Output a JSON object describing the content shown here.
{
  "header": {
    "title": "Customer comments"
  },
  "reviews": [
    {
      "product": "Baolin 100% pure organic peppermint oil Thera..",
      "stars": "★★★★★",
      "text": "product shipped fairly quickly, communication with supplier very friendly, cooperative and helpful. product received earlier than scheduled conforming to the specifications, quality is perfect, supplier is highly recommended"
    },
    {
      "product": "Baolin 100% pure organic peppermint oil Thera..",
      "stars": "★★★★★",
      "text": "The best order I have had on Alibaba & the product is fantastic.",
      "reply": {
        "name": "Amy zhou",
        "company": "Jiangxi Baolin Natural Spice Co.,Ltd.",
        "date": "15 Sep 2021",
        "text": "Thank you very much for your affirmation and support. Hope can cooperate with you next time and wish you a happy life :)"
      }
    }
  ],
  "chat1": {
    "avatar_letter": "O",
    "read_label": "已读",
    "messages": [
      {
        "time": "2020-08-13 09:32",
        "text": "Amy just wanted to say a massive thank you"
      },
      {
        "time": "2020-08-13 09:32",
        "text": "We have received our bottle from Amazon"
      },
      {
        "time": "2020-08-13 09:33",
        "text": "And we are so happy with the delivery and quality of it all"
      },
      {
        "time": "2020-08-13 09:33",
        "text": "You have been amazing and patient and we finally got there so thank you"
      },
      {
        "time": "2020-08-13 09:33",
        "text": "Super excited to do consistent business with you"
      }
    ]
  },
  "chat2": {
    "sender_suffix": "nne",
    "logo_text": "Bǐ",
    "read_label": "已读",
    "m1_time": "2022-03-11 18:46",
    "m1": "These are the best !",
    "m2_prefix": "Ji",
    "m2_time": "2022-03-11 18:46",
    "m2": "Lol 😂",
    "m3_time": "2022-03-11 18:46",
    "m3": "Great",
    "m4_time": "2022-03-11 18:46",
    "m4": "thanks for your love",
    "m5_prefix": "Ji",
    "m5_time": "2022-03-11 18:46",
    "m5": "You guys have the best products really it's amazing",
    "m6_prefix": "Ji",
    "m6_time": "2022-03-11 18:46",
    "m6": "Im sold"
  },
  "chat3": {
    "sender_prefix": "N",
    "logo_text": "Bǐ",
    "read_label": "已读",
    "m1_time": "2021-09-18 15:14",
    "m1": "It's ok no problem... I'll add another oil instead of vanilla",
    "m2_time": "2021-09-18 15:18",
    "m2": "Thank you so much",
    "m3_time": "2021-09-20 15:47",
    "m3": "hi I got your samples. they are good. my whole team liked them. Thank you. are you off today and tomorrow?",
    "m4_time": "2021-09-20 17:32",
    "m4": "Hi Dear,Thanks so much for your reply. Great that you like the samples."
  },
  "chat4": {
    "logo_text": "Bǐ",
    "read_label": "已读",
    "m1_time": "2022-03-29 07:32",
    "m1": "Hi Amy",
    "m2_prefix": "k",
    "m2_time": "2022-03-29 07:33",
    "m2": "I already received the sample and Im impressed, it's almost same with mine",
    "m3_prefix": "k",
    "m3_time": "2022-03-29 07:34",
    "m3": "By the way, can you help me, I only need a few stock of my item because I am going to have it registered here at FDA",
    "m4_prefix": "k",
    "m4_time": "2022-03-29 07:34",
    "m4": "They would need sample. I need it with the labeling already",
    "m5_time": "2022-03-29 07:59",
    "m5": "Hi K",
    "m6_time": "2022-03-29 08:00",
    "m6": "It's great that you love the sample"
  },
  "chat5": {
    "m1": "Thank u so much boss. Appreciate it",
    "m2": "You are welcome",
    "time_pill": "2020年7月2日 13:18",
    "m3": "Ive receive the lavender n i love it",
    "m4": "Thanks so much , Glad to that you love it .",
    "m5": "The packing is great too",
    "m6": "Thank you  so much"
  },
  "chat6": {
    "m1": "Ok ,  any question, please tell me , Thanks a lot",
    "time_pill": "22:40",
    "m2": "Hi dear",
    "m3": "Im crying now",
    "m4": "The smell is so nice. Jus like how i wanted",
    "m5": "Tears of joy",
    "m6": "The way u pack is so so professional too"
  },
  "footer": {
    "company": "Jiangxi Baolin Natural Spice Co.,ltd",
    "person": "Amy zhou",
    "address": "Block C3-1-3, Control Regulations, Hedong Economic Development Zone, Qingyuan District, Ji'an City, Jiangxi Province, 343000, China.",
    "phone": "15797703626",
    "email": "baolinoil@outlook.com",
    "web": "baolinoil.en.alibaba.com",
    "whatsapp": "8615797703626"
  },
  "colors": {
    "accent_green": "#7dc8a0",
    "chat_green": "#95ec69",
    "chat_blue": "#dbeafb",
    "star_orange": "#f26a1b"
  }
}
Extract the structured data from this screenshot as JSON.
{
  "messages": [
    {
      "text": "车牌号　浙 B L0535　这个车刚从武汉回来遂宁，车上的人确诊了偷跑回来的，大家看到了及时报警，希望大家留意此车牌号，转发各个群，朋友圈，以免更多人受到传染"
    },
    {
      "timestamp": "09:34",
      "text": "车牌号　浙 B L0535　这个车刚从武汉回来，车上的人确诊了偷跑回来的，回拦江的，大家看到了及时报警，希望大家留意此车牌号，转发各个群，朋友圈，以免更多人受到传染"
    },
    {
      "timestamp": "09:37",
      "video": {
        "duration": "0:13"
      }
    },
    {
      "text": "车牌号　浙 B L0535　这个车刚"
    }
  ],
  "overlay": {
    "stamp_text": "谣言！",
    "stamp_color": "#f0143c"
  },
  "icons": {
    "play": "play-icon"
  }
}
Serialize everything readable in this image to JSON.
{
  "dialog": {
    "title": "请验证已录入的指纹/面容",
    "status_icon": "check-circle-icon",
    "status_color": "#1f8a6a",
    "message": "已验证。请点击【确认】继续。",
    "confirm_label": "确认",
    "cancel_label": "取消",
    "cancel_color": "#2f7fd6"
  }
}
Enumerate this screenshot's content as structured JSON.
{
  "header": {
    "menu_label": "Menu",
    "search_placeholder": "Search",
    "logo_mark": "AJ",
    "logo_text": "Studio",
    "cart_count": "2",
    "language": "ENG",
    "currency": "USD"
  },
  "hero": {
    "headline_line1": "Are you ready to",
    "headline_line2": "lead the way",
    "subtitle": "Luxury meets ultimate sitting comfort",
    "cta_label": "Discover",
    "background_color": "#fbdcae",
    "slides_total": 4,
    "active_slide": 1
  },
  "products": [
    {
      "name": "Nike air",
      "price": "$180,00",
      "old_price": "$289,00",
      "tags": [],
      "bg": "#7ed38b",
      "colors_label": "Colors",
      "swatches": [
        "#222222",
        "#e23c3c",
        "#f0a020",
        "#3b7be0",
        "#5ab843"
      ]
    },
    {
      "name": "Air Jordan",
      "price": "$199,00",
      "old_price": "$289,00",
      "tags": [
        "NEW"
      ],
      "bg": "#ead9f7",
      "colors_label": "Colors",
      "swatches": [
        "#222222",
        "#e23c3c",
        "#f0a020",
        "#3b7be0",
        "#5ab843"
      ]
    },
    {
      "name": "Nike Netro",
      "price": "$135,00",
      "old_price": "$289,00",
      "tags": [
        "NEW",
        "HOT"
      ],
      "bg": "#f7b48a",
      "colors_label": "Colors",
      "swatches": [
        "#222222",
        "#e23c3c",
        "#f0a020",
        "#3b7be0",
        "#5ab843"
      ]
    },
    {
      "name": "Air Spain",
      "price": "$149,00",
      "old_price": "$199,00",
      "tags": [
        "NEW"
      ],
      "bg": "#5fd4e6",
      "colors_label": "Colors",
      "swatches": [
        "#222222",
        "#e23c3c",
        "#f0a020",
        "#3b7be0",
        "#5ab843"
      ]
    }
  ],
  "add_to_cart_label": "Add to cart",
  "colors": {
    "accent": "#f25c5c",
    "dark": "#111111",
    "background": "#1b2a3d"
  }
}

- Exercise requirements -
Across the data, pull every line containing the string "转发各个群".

- Reply -
      "text": "车牌号　浙 B L0535　这个车刚从武汉回来遂宁，车上的人确诊了偷跑回来的，大家看到了及时报警，希望大家留意此车牌号，转发各个群，朋友圈，以免更多人受到传染"
      "text": "车牌号　浙 B L0535　这个车刚从武汉回来，车上的人确诊了偷跑回来的，回拦江的，大家看到了及时报警，希望大家留意此车牌号，转发各个群，朋友圈，以免更多人受到传染"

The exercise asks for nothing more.